CS145 Lecture Notes (14) -- Security & Data Privacy

SQL Injection Attacks

Say you have gone beyond the required features of the project and implemented password-protected login to your auction site.
You store user credentials in the table Users(userid, password).  When a user logs in to your site, they provide a username and password and you run the following query to check the credentials:

SELECT count(*)
  FROM Users
 WHERE userid = '<user-provided-id>'
   AND password = '<user-provided-password>'

What happens if the user types in the following:
userid: admin     password: blah' OR 'a'='a

Other dubious password strings:

These strings can go in anywhere a SQL query is composed based on user-provided data.  When the proper security configuration is not in place, it's possible to probe a database to discover it's structure, gain unauthorized access, or destroy data.

To secure against SQL injection
  1. Sanitize user input: no weird characters, no NULL,  in anything from a user: form input, URL parameters, cookie values, etc.
  2. Setup good access permissions and run your application with minimal privileges.
  3. Suppress error messages that give hints about system configuration and contents.
  4. Remove or disable unused stored procedures.

Privacy Protection

Interest in database technology for protecting privacy has grown a lot recently. 

Some technical approaches to protecting privacy in databases
  1. Authorization
  2. Encryption
  3. One-way functions (hashes) & Negative Databases
  4. Statistical Databases
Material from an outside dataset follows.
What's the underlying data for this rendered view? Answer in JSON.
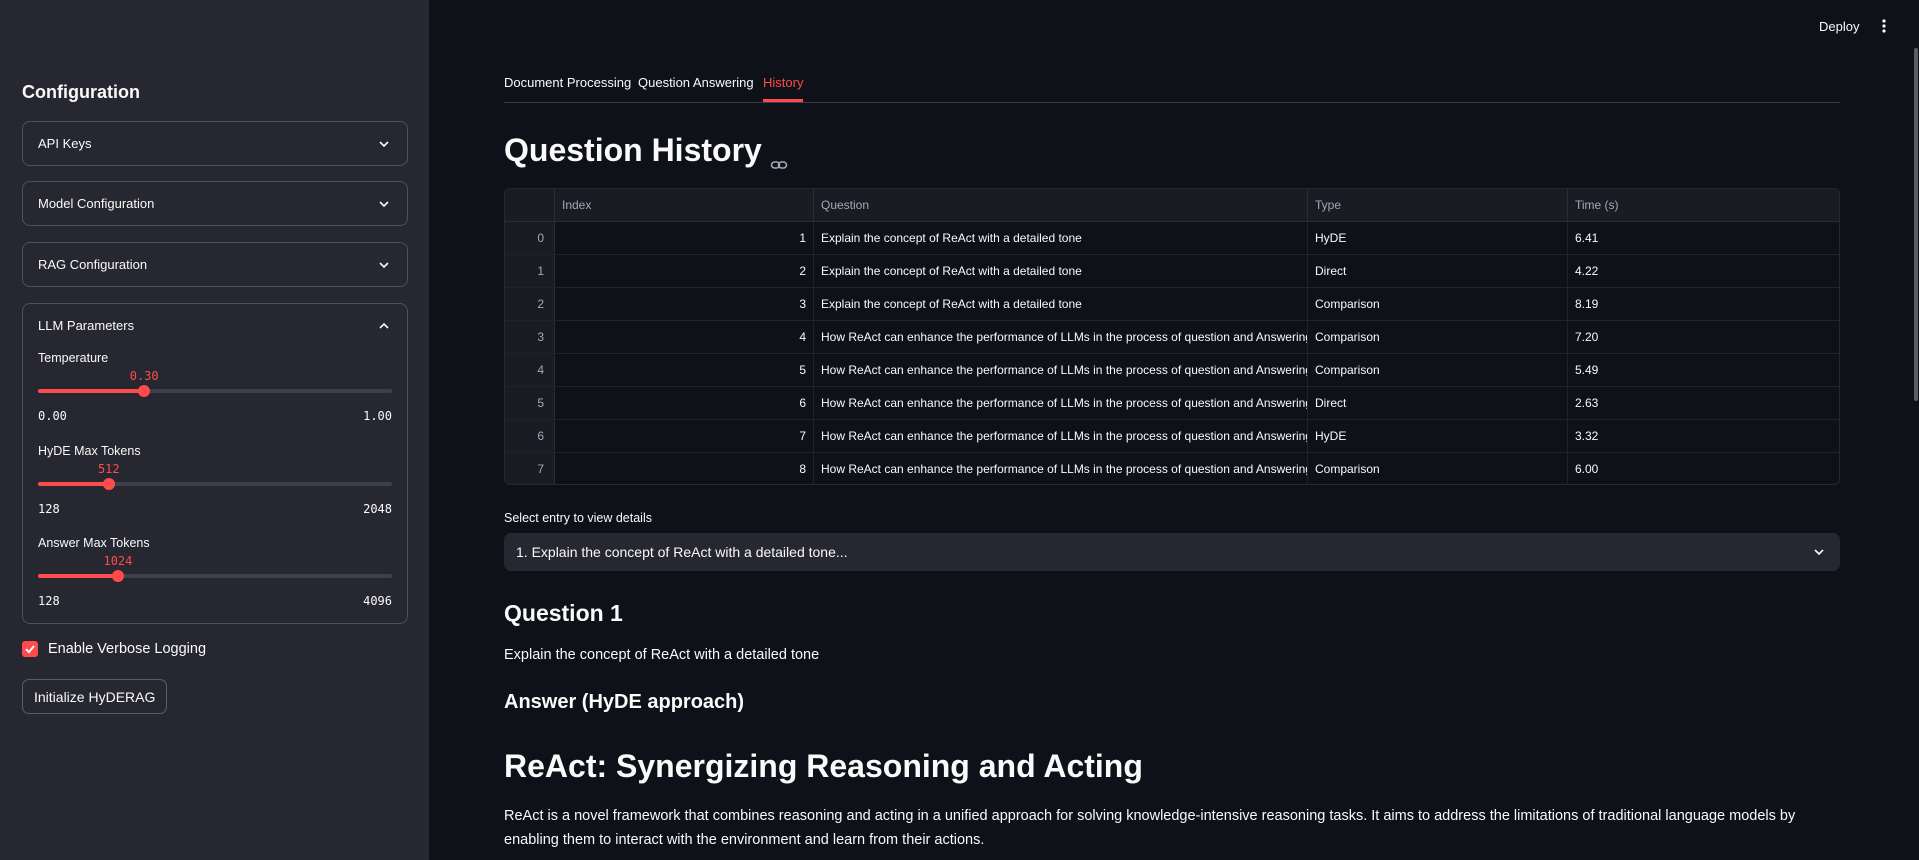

We spent and entire lecture on this one.  Policy is set up within the DB specifying which users are allowed to see and change data.  Authentication is almost always by username/password pairs, but more secure (biometric) methods exist too.

What are the benefits?What are the limitations?
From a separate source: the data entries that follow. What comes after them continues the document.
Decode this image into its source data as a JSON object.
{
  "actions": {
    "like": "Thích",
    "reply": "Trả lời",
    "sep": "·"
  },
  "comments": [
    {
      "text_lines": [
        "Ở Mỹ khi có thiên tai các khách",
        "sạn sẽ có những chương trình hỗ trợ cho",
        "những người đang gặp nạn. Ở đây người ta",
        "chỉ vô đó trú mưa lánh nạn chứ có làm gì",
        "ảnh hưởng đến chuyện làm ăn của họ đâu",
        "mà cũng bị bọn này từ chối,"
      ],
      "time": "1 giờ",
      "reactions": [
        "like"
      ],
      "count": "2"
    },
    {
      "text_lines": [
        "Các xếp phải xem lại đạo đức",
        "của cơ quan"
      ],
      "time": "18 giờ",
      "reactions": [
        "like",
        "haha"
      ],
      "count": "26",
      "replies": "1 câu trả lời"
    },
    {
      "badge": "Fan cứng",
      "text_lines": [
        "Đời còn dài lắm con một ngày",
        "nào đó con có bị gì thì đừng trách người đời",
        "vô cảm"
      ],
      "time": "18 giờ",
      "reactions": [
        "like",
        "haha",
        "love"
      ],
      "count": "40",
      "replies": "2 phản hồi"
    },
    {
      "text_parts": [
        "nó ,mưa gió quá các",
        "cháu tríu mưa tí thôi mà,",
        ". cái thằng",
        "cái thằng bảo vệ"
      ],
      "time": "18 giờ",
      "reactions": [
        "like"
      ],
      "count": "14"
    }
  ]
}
Encryption can happen at many points:

What are the benefits?What are the limitations?

One-way functions

There are functions with the property that they are hard to reverse.  Given a string, you can compute its hash efficiently, but given a hash, it is intractable to compute the corresponding string.

Instead of using names or other personally identifying info in a database, just store the hashes instead.

Example: health research database

Negative databases provide some of the same functionality but rely on NP-hardness for their security rather than the hardness of factoring large numbers.  The idea: don't store what you know, store what you don't know.  Once created, a negative database can be disclosed publicly.  You can check to see if a given record is stored in the database, but it is intractable to construct a list of records (the corresponding positive database).

What are the benefits?What are the limitations?

Statistical Databases & Privacy-preserving data mining

Provide statistical informaton (sum, count, average, maximum, minimum, percentiles, etc.) without compromising sensitive information about individuals.

Two classes of techniques:
  1. Query restriction.  restrict the size of a query result, control the overlap amongst successive queries, don't return small values (you have a challenge problem about this)
  2. Data perturbation:  Add random noise to the database or to query results, swap field values among different records
What are the benefits?What are the limitations?

Limitations of Technology